What you are asked to do »
Whenever a line contains the string "PRODUCT", copy it out of the entries.

Start of Data for the task

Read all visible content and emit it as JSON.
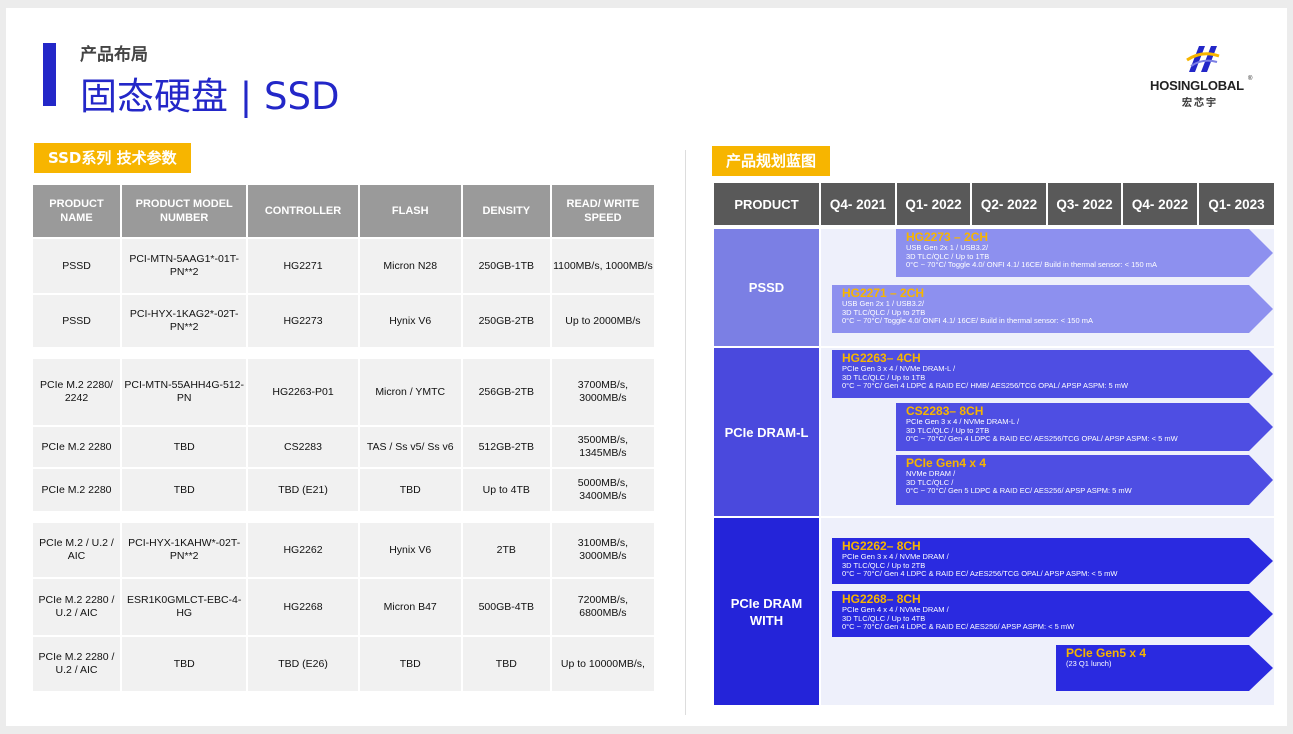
{
  "header": {
    "subtitle": "产品布局",
    "title": "固态硬盘 | SSD"
  },
  "logo": {
    "brand": "HOSINGLOBAL",
    "reg": "®",
    "cn": "宏芯宇"
  },
  "left": {
    "section_label": "SSD系列 技术参数",
    "columns": [
      "PRODUCT NAME",
      "PRODUCT MODEL NUMBER",
      "CONTROLLER",
      "FLASH",
      "DENSITY",
      "READ/ WRITE SPEED"
    ],
    "groups": [
      {
        "rows": [
          [
            "PSSD",
            "PCI-MTN-5AAG1*-01T-PN**2",
            "HG2271",
            "Micron N28",
            "250GB-1TB",
            "1100MB/s, 1000MB/s"
          ],
          [
            "PSSD",
            "PCI-HYX-1KAG2*-02T-PN**2",
            "HG2273",
            "Hynix V6",
            "250GB-2TB",
            "Up to 2000MB/s"
          ]
        ]
      },
      {
        "rows": [
          [
            "PCIe M.2 2280/ 2242",
            "PCI-MTN-55AHH4G-512-PN",
            "HG2263-P01",
            "Micron / YMTC",
            "256GB-2TB",
            "3700MB/s, 3000MB/s"
          ],
          [
            "PCIe M.2 2280",
            "TBD",
            "CS2283",
            "TAS / Ss v5/ Ss v6",
            "512GB-2TB",
            "3500MB/s, 1345MB/s"
          ],
          [
            "PCIe M.2 2280",
            "TBD",
            "TBD (E21)",
            "TBD",
            "Up to 4TB",
            "5000MB/s, 3400MB/s"
          ]
        ]
      },
      {
        "rows": [
          [
            "PCIe M.2 / U.2 / AIC",
            "PCI-HYX-1KAHW*-02T-PN**2",
            "HG2262",
            "Hynix V6",
            "2TB",
            "3100MB/s, 3000MB/s"
          ],
          [
            "PCIe M.2 2280 / U.2 / AIC",
            "ESR1K0GMLCT-EBC-4-HG",
            "HG2268",
            "Micron B47",
            "500GB-4TB",
            "7200MB/s, 6800MB/s"
          ],
          [
            "PCIe M.2 2280 / U.2 / AIC",
            "TBD",
            "TBD (E26)",
            "TBD",
            "TBD",
            "Up to 10000MB/s,"
          ]
        ]
      }
    ]
  },
  "right": {
    "section_label": "产品规划蓝图",
    "product_header": "PRODUCT",
    "quarters": [
      "Q4- 2021",
      "Q1- 2022",
      "Q2- 2022",
      "Q3- 2022",
      "Q4- 2022",
      "Q1- 2023"
    ],
    "rows": [
      {
        "label": "PSSD",
        "color": "#7b7fe4"
      },
      {
        "label": "PCIe DRAM-L",
        "color": "#4a49dd"
      },
      {
        "label": "PCIe DRAM WITH",
        "color": "#2424d9"
      }
    ],
    "arrows": [
      {
        "name": "HG2273 – 2CH",
        "color": "#8d90ef",
        "lines": [
          "USB Gen 2x 1 / USB3.2/",
          "3D TLC/QLC / Up to 1TB",
          "0°C ~ 70°C/ Toggle 4.0/ ONFI 4.1/ 16CE/ Build in thermal sensor: < 150 mA"
        ]
      },
      {
        "name": "HG2271 – 2CH",
        "color": "#8d90ef",
        "lines": [
          "USB Gen 2x 1 / USB3.2/",
          "3D TLC/QLC / Up to 2TB",
          "0°C ~ 70°C/ Toggle 4.0/ ONFI 4.1/ 16CE/ Build in thermal sensor: < 150 mA"
        ]
      },
      {
        "name": "HG2263– 4CH",
        "color": "#4e4ee3",
        "lines": [
          "PCIe Gen 3 x 4 / NVMe DRAM-L /",
          "3D TLC/QLC / Up to 1TB",
          "0°C ~ 70°C/ Gen 4 LDPC & RAID EC/ HMB/ AES256/TCG OPAL/ APSP ASPM: 5 mW"
        ]
      },
      {
        "name": "CS2283– 8CH",
        "color": "#4e4ee3",
        "lines": [
          "PCIe Gen 3 x 4 / NVMe DRAM-L /",
          "3D TLC/QLC / Up to 2TB",
          "0°C ~ 70°C/ Gen 4 LDPC & RAID EC/ AES256/TCG OPAL/ APSP ASPM: < 5 mW"
        ]
      },
      {
        "name": "PCIe Gen4 x 4",
        "color": "#4e4ee3",
        "lines": [
          "NVMe DRAM /",
          "3D TLC/QLC /",
          "0°C ~ 70°C/ Gen 5 LDPC & RAID EC/ AES256/ APSP ASPM: 5 mW"
        ]
      },
      {
        "name": "HG2262– 8CH",
        "color": "#2a2ae0",
        "lines": [
          "PCIe Gen 3 x 4 / NVMe DRAM /",
          "3D TLC/QLC / Up to 2TB",
          "0°C ~ 70°C/ Gen 4 LDPC & RAID EC/ AzES256/TCG OPAL/ APSP ASPM: < 5 mW"
        ]
      },
      {
        "name": "HG2268– 8CH",
        "color": "#2a2ae0",
        "lines": [
          "PCIe Gen 4 x 4 / NVMe DRAM /",
          "3D TLC/QLC / Up to 4TB",
          "0°C ~ 70°C/ Gen 4 LDPC & RAID EC/ AES256/ APSP ASPM: < 5 mW"
        ]
      },
      {
        "name": "PCIe Gen5 x 4",
        "color": "#2a2ae0",
        "lines": [
          "(23 Q1 lunch)"
        ]
      }
    ]
  }
}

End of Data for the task

Exercise answer »
      "PRODUCT NAME",
      "PRODUCT MODEL NUMBER",
    "product_header": "PRODUCT",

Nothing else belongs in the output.